This week I received an email from a mom of a nine-year-old swimmer who wanted to know how to help her child after she missed the cut for a big meet. This is something I know all too well. I talked today to my daughter and son about it and they definitely remembered those days, too. My son said, ” That was my life!” Here’s a link to the SwimSwam.com article “Ask Swim Mom” I wrote. It also reminded me of this post I wrote five years ago!
One of the most important things they learned is perseverance. That stick-with-it never give up attitude that is ingrained in their brains after years of trying for swim goals and just missing them. Then trying and trying again and again until they make them. The very nature of swimming 50 weeks a year, six days a week, makes kids tough.
I’ll never forget my daughter’s frustration of missing her junior national cut by fractions of a second for two years. She didn’t give up. She worked hard. She would still miss.
“Are you kidding me!” She said looking at the scoreboard to see her missing the coveted junior national cut by mere tenths of a second after dropping three full seconds on an 800 meter freestyle race.
The next race, she said, “I’m so done with this!” She dove in with more determination than ever, and yes, she made her cut, dropping seconds on her 200 meter free and coming in second place to one of the fastest girls in the country.
So, what does all this have to do with life? Take her hardest class, AP Stats. She knows that she can do it. She just has to put in the work and time. That may mean getting up and into the classroom at 6 a.m. for extra help, rather than staying warm tucked into her bed. But, she does it — all on her own — without me suggesting it. Her teacher told me, “I know that she will do whatever it takes to be successful, so I am not worried about where her grade is today.”
My son also swam. He worked so hard for every goal, trying to qualify for meets through ten years of year-round swimming. I’ll never forget his determination as an 8th grader. I was a chaperone for his Washington DC trip with his class. He knew he’d be missing too much swimming, so he would run up and down through the Mall, up and down the steps to the Lincoln Memorial, while everyone else strolled. At night in the hotel, he ran the gray cement staircases, up and down the five flights.
When he returned to the pool, he did it! He made his first Junior Olympic time.

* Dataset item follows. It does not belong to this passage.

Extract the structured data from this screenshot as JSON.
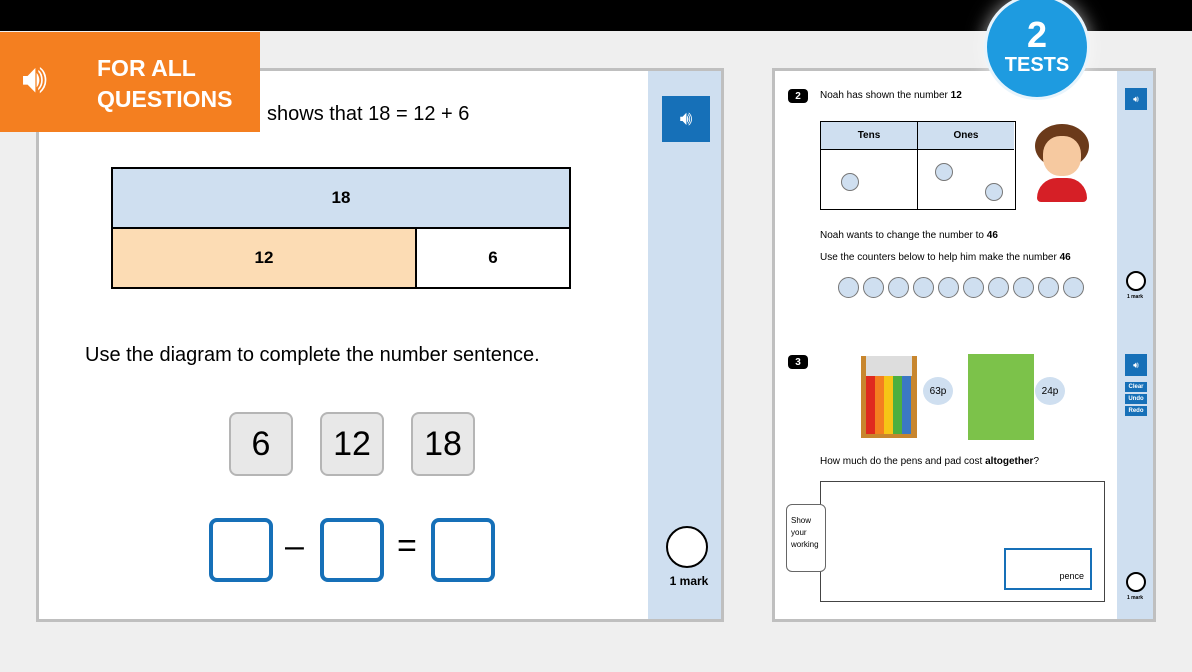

Now he’s in college and he knows how to persevere. He wanted to work at the campus radio station. He put in his application as a freshman and was declined. As a junior he has been assigned a time slot on the FM station, moving up from his prior show on the AM.

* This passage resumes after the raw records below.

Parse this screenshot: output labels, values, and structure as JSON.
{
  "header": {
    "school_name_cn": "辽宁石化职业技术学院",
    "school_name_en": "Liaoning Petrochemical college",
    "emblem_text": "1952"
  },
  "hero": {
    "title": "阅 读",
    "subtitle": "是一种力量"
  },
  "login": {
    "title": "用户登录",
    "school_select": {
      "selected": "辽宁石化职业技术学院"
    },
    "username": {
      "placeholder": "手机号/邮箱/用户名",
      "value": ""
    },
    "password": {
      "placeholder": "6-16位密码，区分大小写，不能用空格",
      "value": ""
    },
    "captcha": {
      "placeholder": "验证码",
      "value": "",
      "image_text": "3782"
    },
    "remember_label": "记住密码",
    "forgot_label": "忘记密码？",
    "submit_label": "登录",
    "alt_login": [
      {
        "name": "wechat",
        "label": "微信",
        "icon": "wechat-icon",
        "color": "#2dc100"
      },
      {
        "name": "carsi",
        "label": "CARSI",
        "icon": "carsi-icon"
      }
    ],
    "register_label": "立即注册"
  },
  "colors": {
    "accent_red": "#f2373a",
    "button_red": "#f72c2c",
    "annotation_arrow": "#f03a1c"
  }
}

He wanted to be in the College of Creative Studies, “a graduate school for undergraduates.” He applied and was devastated when he was declined. I told him to move on, it was okay, get a ‘normal’ degree. But, he didn’t give up. The next year he applied again and was accepted. Learn more about the UCSB CCS program here. Just click.
I’ve had friends ask why my kids spend so much time in the pool, aren’t they missing out?
I beg to differ. Spending most of their lives in the water has served them well. Being mostly wet has given them skills for life.
Find a local swim club here on the USA Swimming website.
Photo credits: The Palm Springs, CA Pool — one of the most beautiful views while swimming ever. My daughter diving wearing the yellow cap. Yellow-capped swimmers sometime at some club meet. And a great meme for a distance swimmer.
Only someone evolved in swimming will understand. All along the journey with heartbreak came many success all while learning perseverance.
I know competitive swimming has helped my kids with their perseverance. I’m so grateful that we found the sport and they loved it. Thanks for commenting, Paul!